If you want as much deliciousness with as little effort as possible, freezer jam is the jam for you. I wasn’t even going to post about it, because I made in 15 minutes before a doctor’s appointment and didn’t bother to take pictures. But it was so good.

There’s no canning needed. You don’t even cook the fruit at all. You mash the berries in a measuring cup, and boil the pectin and sugar in a separate pot. Because you cook the pectin and not the fruit, the flavor is incredibly fresh, more like eating freshly picked berries than any other jam. It does need to be stored in the freezer, though.DSCN0930

I used Sure-Jell low- or no-sugar-needed pectin. If you use a different kind of pectin, make sure to get one that works for freezer jam. Then just follow the manufacturer’s instructions for raspberry freezer jam, scaling the recipe down to 2 cups of berries (or whatever amount you have).

Looking for more freezer jam? Serious Eats has some tasty-looking freezer jam recipes for slightly larger batches (about 5 cups).

Black or Red Raspberry Freezer Jam

Yields one 16-oz jar


2 cups black or red raspberries
3/4 cup sugar
12 grams (about 3 1/2 teaspoons) Sure-Jell low-or-no-sugar-needed pectin
1/4 cup water


1. Using the back of a large spoon, mash the berries in a 2-cup liquid measuring cup.

2. Stir together 3/4 cup sugar and 12 grams pectin in a pot (dry). Add 1/4 cup water, then bring to a boil and boil for 1 minute, stirring constantly.

3. Immediately stir the pectin mixture into the berries.

4. Pour into a clean freezing-friendly container (leave a bit of space at the top, because it will expand in the freezer). Let the jam sit at room temperature until it sets, refrigerate for 24 hours, and then freeze. If not frozen, it will keep in the refrigerator for a couple of weeks.

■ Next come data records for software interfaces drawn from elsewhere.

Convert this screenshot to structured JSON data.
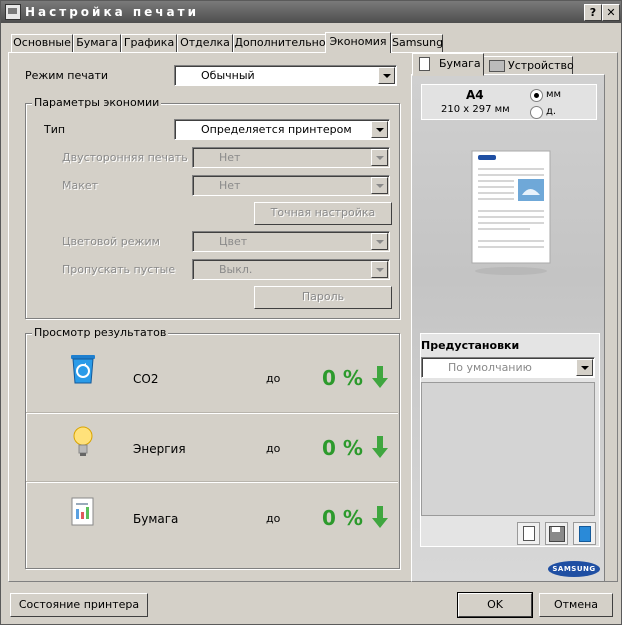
{
  "window": {
    "title": "Настройка печати",
    "help_btn": "?",
    "close_btn": "✕"
  },
  "tabs": [
    "Основные",
    "Бумага",
    "Графика",
    "Отделка",
    "Дополнительно",
    "Экономия",
    "Samsung"
  ],
  "print_mode": {
    "label": "Режим печати",
    "value": "Обычный"
  },
  "economy": {
    "group_title": "Параметры экономии",
    "type_label": "Тип",
    "type_value": "Определяется принтером",
    "duplex_label": "Двусторонняя печать",
    "duplex_value": "Нет",
    "layout_label": "Макет",
    "layout_value": "Нет",
    "fine_tune_button": "Точная настройка",
    "color_mode_label": "Цветовой режим",
    "color_mode_value": "Цвет",
    "skip_blank_label": "Пропускать пустые",
    "skip_blank_value": "Выкл.",
    "password_button": "Пароль"
  },
  "results": {
    "group_title": "Просмотр результатов",
    "rows": [
      {
        "name": "CO2",
        "prefix": "до",
        "value": "0 %"
      },
      {
        "name": "Энергия",
        "prefix": "до",
        "value": "0 %"
      },
      {
        "name": "Бумага",
        "prefix": "до",
        "value": "0 %"
      }
    ]
  },
  "right_panel": {
    "tabs": [
      "Бумага",
      "Устройство"
    ],
    "paper_size": "A4",
    "paper_dims": "210 x 297 мм",
    "unit_mm": "мм",
    "unit_in": "д.",
    "unit_selected": "мм",
    "presets_title": "Предустановки",
    "presets_value": "По умолчанию",
    "brand_logo": "SAMSUNG"
  },
  "bottom": {
    "printer_status_button": "Состояние принтера",
    "ok_button": "OK",
    "cancel_button": "Отмена"
  },
  "colors": {
    "title_bar": "#5a5a5a",
    "dialog_bg": "#d4d0c8",
    "percent_green": "#2c9a2c",
    "brand_blue": "#1f4fa3"
  }
}
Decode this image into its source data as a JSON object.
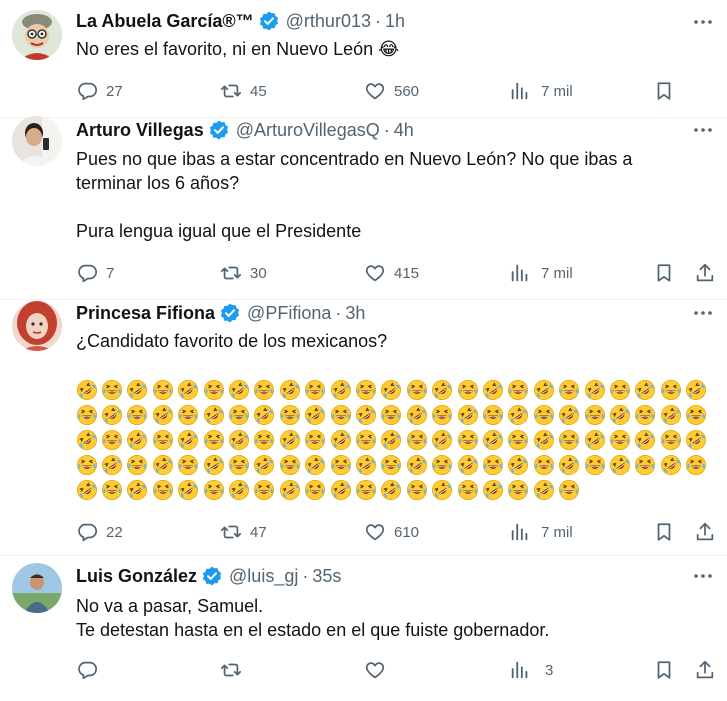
{
  "colors": {
    "accent": "#1d9bf0",
    "text": "#0f1419",
    "muted": "#536471",
    "divider": "#eff3f4"
  },
  "tweets": [
    {
      "name": "La Abuela García®™",
      "handle": "@rthur013",
      "sep": "·",
      "time": "1h",
      "text": "No eres el favorito, ni en Nuevo León 😂",
      "replies": "27",
      "retweets": "45",
      "likes": "560",
      "views": "7 mil",
      "has_share": false
    },
    {
      "name": "Arturo Villegas",
      "handle": "@ArturoVillegasQ",
      "sep": "·",
      "time": "4h",
      "text": "Pues no que ibas a estar concentrado en Nuevo León? No que ibas a terminar los 6 años?\n\nPura lengua igual que el Presidente",
      "replies": "7",
      "retweets": "30",
      "likes": "415",
      "views": "7 mil",
      "has_share": true
    },
    {
      "name": "Princesa Fifiona",
      "handle": "@PFifiona",
      "sep": "·",
      "time": "3h",
      "text": "¿Candidato favorito de los mexicanos?",
      "emoji_rows": [
        25,
        25,
        25,
        25,
        20
      ],
      "replies": "22",
      "retweets": "47",
      "likes": "610",
      "views": "7 mil",
      "has_share": true
    },
    {
      "name": "Luis González",
      "handle": "@luis_gj",
      "sep": "·",
      "time": "35s",
      "text": "No va a pasar, Samuel.\nTe detestan hasta en el estado en el que fuiste gobernador.",
      "replies": "",
      "retweets": "",
      "likes": "",
      "views": "3",
      "has_share": true
    }
  ],
  "icons": {
    "reply": "reply-icon",
    "retweet": "retweet-icon",
    "like": "heart-icon",
    "views": "views-icon",
    "bookmark": "bookmark-icon",
    "share": "share-icon",
    "more": "more-icon",
    "verified": "verified-badge-icon",
    "emoji_a": "rolling-on-floor-laughing-emoji",
    "emoji_b": "tears-of-joy-emoji"
  }
}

Peach Raspberry Crisp

We made this crisp twice in the last week. I almost never cook the same thing twice in one week, for reasons that are unclear to me, so this is saying something. It’s quite amazing with fresh local peaches.

I used the Apple Krisp recipe in the original Moosewood Cookbook, but I changed almost everything at least some. For some reason I have this problem where all the crisp recipes in my cookbooks call for pan sizes that I don’t own (either a rectangular 8-by-something pan or, in this case, a “large, oblong pan”). And yes, crisps are flexible, but the topping is my favorite part and I’m never sure how much will make a good thick layer for whatever size pan I actually have. So now I have actually written things down! Hooray. If you also lack these size pans (or even if you don’t): enjoy.

This is how much was left after the potluck we took it to

Peach raspberry crisp

Makes one 9×13 pan


6 large fresh peaches
1 cup raspberries, fresh or frozen
1/2 cup brown sugar
zest of 1 lemon
1/4 cup flour


1 1/2 sticks of butter
3/4 cup brown sugar
3 cups rolled oats
1 cup flour
1/4 tsp plus a pinch of kosher salt


1. Preheat the oven to 375 degrees.

2. To peel the peaches, bring a large pot of water to boil. Fill a large bowl with cold water. Slip the peaches into the boiling water for 30-60 seconds, then transfer to the cold water. When cool, cut an “X” into the pointy end of the peach and slip the skin off.

3. Pit the peaches and cut into slices. In a 9×13 pan (supposedly this should be buttered, but I forgot and it was fine), mix them with the other filling ingredients.

4. Melt the butter. Stir the sugar into the melted butter. Add oats, flour, and salt and mix thoroughly. Using your hands, sprinkle/crumble the topping over the fruit in the pan.

5. Bake 40 minutes, uncovered, at 375 degrees. Cover with foil if it browns before the cooking time is up.